      Its also worth noting that LCFF funding is distributed very unevenly across districts. Fresno is almost 90% FRPM (free or reduced priced meals) so its increase in revenue due to LCFF is very much on the higher end of all districts in terms of revenue increased. There are districts, in contrast, who will have to support that same contribution increase with almost no increase in revenue.
      On top of this, if its true as stated above that special education is not getting a COLA, then this adds an additional “implicit” financial burden on the district as a whole as it reduces the amount of “increased revenue” that could have been applied to contribution increases. (Note, I have seen mention elsewhere that special ed funding is in fact getting a COLA, so maybe that needs to be clarified). In any case, that encroachment is nearing 20% of general fund, and with the recent ruling against LAUSD, this is likely going to have to revert to coming out of the base grant where it isn’t now.
      That said, above caveats aside, assuming that teacher pay makes up 50% of districts’ budgets (varies around that number), the STRS increase alone will cost districts on average 1% of the budget each year up until 2019 (the final year is only about .5%). While 1% doesn’t sound like a lot, remember it’s each and every year, totaling somewhere around 6% increase of total budget for that line-item alone. For Fresno, this means about $7M each year, or around $40M over the life of LCFF (assuming the above numbers). Can they absorb $40M? Sure. Will it impact something else?

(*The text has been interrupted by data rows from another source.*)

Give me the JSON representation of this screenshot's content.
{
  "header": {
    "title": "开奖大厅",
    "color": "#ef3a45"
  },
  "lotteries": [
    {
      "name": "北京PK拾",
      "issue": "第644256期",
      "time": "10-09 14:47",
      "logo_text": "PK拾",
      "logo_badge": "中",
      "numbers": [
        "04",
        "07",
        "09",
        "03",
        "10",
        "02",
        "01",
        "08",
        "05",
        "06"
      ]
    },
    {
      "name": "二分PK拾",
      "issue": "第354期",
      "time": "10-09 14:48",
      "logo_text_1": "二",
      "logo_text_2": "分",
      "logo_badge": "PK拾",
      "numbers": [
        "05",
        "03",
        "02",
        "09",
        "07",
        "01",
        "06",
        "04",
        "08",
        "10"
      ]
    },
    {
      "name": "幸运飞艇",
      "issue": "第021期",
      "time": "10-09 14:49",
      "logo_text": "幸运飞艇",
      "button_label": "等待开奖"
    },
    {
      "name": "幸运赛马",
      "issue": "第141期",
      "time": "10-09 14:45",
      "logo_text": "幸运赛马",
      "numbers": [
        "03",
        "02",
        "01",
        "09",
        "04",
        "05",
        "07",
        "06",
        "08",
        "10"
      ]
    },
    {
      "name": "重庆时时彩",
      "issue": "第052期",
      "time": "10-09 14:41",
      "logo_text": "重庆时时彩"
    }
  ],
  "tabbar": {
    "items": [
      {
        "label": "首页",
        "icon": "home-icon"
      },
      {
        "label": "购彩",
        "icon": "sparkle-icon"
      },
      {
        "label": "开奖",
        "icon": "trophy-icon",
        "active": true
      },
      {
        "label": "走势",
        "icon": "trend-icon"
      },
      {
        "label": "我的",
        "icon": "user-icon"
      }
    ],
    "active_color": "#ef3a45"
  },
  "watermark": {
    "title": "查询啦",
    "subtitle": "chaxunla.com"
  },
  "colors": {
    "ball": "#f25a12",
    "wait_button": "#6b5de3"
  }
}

Of course.

  5. SD Parent 1 year ago1 year ago

    You noted how much more Prop 98 funding there will be in 2016-17, but how much of this will just pay for the increased CalSTRS payments in 2016-17 (the districts’ share to pay down the CalSTRS’ unfunded liability)?

    Replies

    • John Fensterwald 1 year ago1 year ago

      The increase in mandated pension expenses for districts will be significant, SD Parent. Districts' contributions to CalSTRS pension costs will rise from 10.73 percent to 12.58 percent of a teacher's pay next year. Districts' contributions to CalPERS pension costs for classified employees will rise nearly 2 percentage points, to 13.88 percent of an employee's pay. I have seen two estimates of the dollar impact. One puts the additional cost at $110 per student. The other … Read More

      The increase in mandated pension expenses for districts will be significant, SD Parent. Districts’ contributions to CalSTRS pension costs will rise from 10.73 percent to 12.58 percent of a teacher’s pay next year. Districts’ contributions to CalPERS pension costs for classified employees will rise nearly 2 percentage points, to 13.88 percent of an employee’s pay. I have seen two estimates of the dollar impact. One puts the additional cost at $110 per student. The other puts it at $140 per student. Either way, a lot of money that won’t go the classroom: at least $660 million statewide.

      If someone has another estimate, please jump in.

  6. Roger Grotewold 1 year ago1 year ago

    John, we certainly appreciate your articles on the latest fiscal happenings in Sacramento. It is great to hear that the education portion of the state budget continues in a positive mode. Thanks for the updates, they really are encouraging for all of us in education.